How many times have you been in a group of people, enjoying yourself immensely, and the conversation turns to politics. You sort of laugh along, or smile, or stay silent. But you realize that deep down if they knew how you felt about the subject you would no longer be welcome in the group. What if you're in a meeting in your church and the topic shifts and suddenly you're aware of just how fragile a thing it is, your acceptance within this tribe? Our sense of belonging defines us, yet it can be taken so very easily. Feeling alone, unless you want to be, is one of the scariest feelings in the world.

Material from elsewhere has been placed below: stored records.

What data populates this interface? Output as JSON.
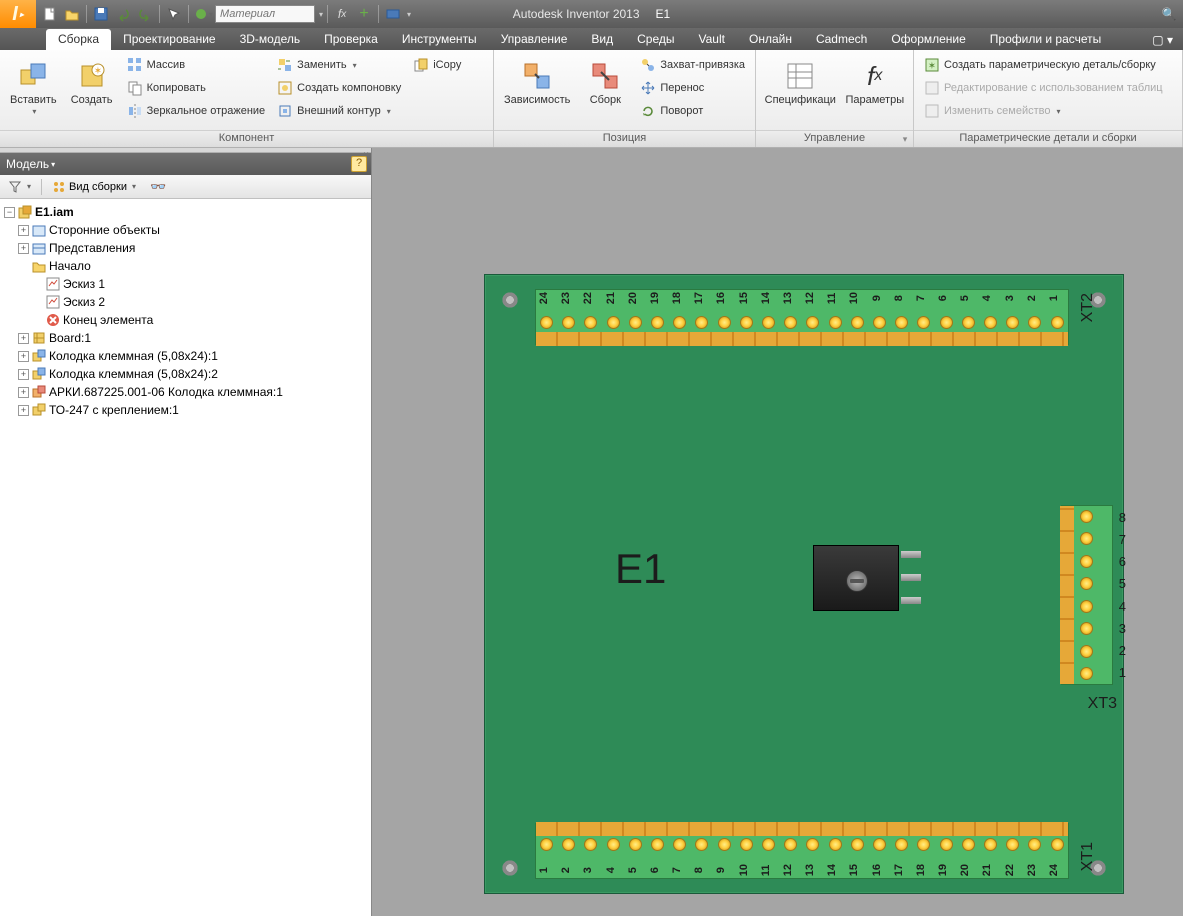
{
  "title": {
    "app": "Autodesk Inventor 2013",
    "doc": "E1"
  },
  "qat": {
    "material_placeholder": "Материал"
  },
  "menu": {
    "tabs": [
      "Сборка",
      "Проектирование",
      "3D-модель",
      "Проверка",
      "Инструменты",
      "Управление",
      "Вид",
      "Среды",
      "Vault",
      "Онлайн",
      "Cadmech",
      "Оформление",
      "Профили и расчеты"
    ],
    "active": 0
  },
  "ribbon": {
    "panels": {
      "component": {
        "label": "Компонент",
        "insert": "Вставить",
        "create": "Создать",
        "array": "Массив",
        "copy": "Копировать",
        "mirror": "Зеркальное отражение",
        "replace": "Заменить",
        "layout": "Создать компоновку",
        "contour": "Внешний контур",
        "icopy": "iCopy"
      },
      "position": {
        "label": "Позиция",
        "constrain": "Зависимость",
        "assemble": "Сборк",
        "grip": "Захват-привязка",
        "move": "Перенос",
        "rotate": "Поворот"
      },
      "manage": {
        "label": "Управление",
        "bom": "Спецификаци",
        "params": "Параметры"
      },
      "ipart": {
        "label": "Параметрические детали и сборки",
        "create": "Создать параметрическую деталь/сборку",
        "edit_table": "Редактирование с использованием таблиц",
        "edit_family": "Изменить семейство"
      }
    }
  },
  "sidebar": {
    "title": "Модель",
    "view_mode": "Вид сборки",
    "tree": {
      "root": "E1.iam",
      "items": [
        {
          "label": "Сторонние объекты",
          "exp": "+",
          "ico": "ext"
        },
        {
          "label": "Представления",
          "exp": "+",
          "ico": "rep"
        },
        {
          "label": "Начало",
          "exp": "",
          "ico": "folder"
        },
        {
          "label": "Эскиз 1",
          "exp": "",
          "ico": "sketch",
          "ind": 2
        },
        {
          "label": "Эскиз 2",
          "exp": "",
          "ico": "sketch",
          "ind": 2
        },
        {
          "label": "Конец элемента",
          "exp": "",
          "ico": "end",
          "ind": 2
        },
        {
          "label": "Board:1",
          "exp": "+",
          "ico": "part"
        },
        {
          "label": "Колодка клеммная (5,08x24):1",
          "exp": "+",
          "ico": "asm"
        },
        {
          "label": "Колодка клеммная (5,08x24):2",
          "exp": "+",
          "ico": "asm"
        },
        {
          "label": "АРКИ.687225.001-06 Колодка клеммная:1",
          "exp": "+",
          "ico": "asm2"
        },
        {
          "label": "ТО-247 с креплением:1",
          "exp": "+",
          "ico": "asm3"
        }
      ]
    }
  },
  "board": {
    "label": "E1",
    "xt1": {
      "label": "XT1",
      "start": 1,
      "end": 24,
      "reverse": false
    },
    "xt2": {
      "label": "XT2",
      "start": 1,
      "end": 24,
      "reverse": true
    },
    "xt3": {
      "label": "XT3",
      "start": 1,
      "end": 8,
      "reverse": true
    }
  }
}
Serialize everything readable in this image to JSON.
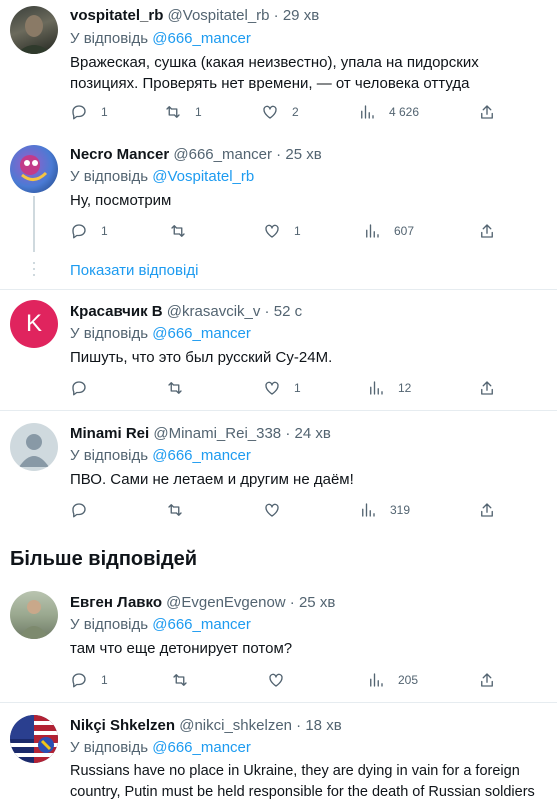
{
  "reply_prefix": "У відповідь",
  "tweets": [
    {
      "name": "vospitatel_rb",
      "handle": "@Vospitatel_rb",
      "time": "29 хв",
      "reply_to": "@666_mancer",
      "text": "Вражеская, сушка (какая неизвестно), упала на пидорских позициях. Проверять нет времени, — от человека оттуда",
      "replies": "1",
      "retweets": "1",
      "likes": "2",
      "views": "4 626"
    },
    {
      "name": "Necro Mancer",
      "handle": "@666_mancer",
      "time": "25 хв",
      "reply_to": "@Vospitatel_rb",
      "text": "Ну, посмотрим",
      "replies": "1",
      "retweets": "",
      "likes": "1",
      "views": "607"
    },
    {
      "name": "Красавчик В",
      "handle": "@krasavcik_v",
      "time": "52 с",
      "reply_to": "@666_mancer",
      "text": "Пишуть, что это был русский Су-24М.",
      "replies": "",
      "retweets": "",
      "likes": "1",
      "views": "12",
      "avatar_letter": "K"
    },
    {
      "name": "Minami Rei",
      "handle": "@Minami_Rei_338",
      "time": "24 хв",
      "reply_to": "@666_mancer",
      "text": "ПВО. Сами не летаем и другим не даём!",
      "replies": "",
      "retweets": "",
      "likes": "",
      "views": "319"
    },
    {
      "name": "Евген Лавко",
      "handle": "@EvgenEvgenow",
      "time": "25 хв",
      "reply_to": "@666_mancer",
      "text": "там что еще детонирует потом?",
      "replies": "1",
      "retweets": "",
      "likes": "",
      "views": "205"
    },
    {
      "name": "Nikçi Shkelzen",
      "handle": "@nikci_shkelzen",
      "time": "18 хв",
      "reply_to": "@666_mancer",
      "text": "Russians have no place in Ukraine, they are dying in vain for a foreign country, Putin must be held responsible for the death of Russian soldiers",
      "replies": "",
      "retweets": "",
      "likes": "",
      "views": ""
    }
  ],
  "show_replies": "Показати відповіді",
  "more_replies_title": "Більше відповідей",
  "colors": {
    "link": "#1d9bf0",
    "muted": "#536471",
    "avatar_krasavcik": "#e0245e"
  }
}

What if you're an Amazon (now we're getting somewhere!), and you're the baddest one on your island. Also your mom is queen. But because you were told since birth that you were formed from clay and not born, like the rest of 'em, that you don't belong. No matter how hard you try, and no matter how ably you prove that you are not only worthy enough to be among said company, but easily surpass them, you'll never be anything but "Clay" to them.

Does this resonate with you? Wow! Honestly, Wonder Woman, I'm flattered that you're reading my blog. Also the fact that you're real is frankly sending my image of reality on a bit of a tailspin so I'm going to have to breathe for a minute.

This is some real inside baseball but DC has been in the midst of some restructuring. The books I've been reading about you, Wonder Woman (still wrapping my head around this!) are in the New 52 series. Specifically volumes 1, 2, and 3 titled Blood, Guts, and Iron respectively. Now I have my reservations about the New 52 series, art-wise (New 52! We've never let a women dress or undress without capturing it!) but the writing has been just the best.

Here we have Brian Azzarello doing a real bang-up job of a Neil Gaiman-esque exploration of mythology as Wonder Woman (again. HI!) takes on Hera and all of her wandering husband Zeus' offspring as she protects a young pregnant woman from all of the forces the gods can throw at her.

Cool characters, interesting locales, super gross hell stuff. It's all here. Plus it's pretty funny sometimes. Not as funny as Batman: Harley Quinn, though. Mercy.

Harley is the best, and this collection of stories really shows why. This book made me laugh a lot. Paul Dini (one of my favorite all time comic writers and Harley creator) works with a bunch of writers and artists telling issue-long one-off stories about Quinn and her pals. She psychoanalyzes Batman, makes bets with Poison Ivy, and generally causes mayhem.

She's sad, though. Like a sad character. Harleen Quinnzel is still in there somewhere. The one who wanted to do great and save the world before she cracked. Everyone in the Batman universe is crazy, including and especially Batman. None of them fit in and are just glad to find someone who understands them. Unfortunately sometimes understanding means you both like to blow up banks.

This is rapidly turning into the blog that won't quit, but here's some more comics to write down on a little piece of paper and put into your pocket protector or to plan your next cosplay adventure. I would be absolutely remiss if I did not tell you guys about Unbeatable Squirrel Girl and Captain Marvel and Ms. Marvel and Thor, God of War.

I don't write about every comic I read, because I read a lot of them. I'm going to say these books are special, though. And also I still have to finish Brontë's Jane Eyre and Modern Romance by Aziz Ansari before I can write another blog post.

(By the way I knew that Brontë has an umlaut but didn't know how to put it in, so I found it somewhere and copy and pasted. It's amazing that I do something that requires this much effort for free, frankly.)

In closing, I will say that tribes can be good or bad. When we feel involved and included it's amazing. There's so much we can learn from other people who are willing to share. They can be bad, though, and scary, and enforce conformity for its own sake. All of these comics are about non-conformists who do something amazing just because they know they can (also super powers doesn't hurt). If you're going to join a tribe, join Howie's Book Club. PEACE OUT.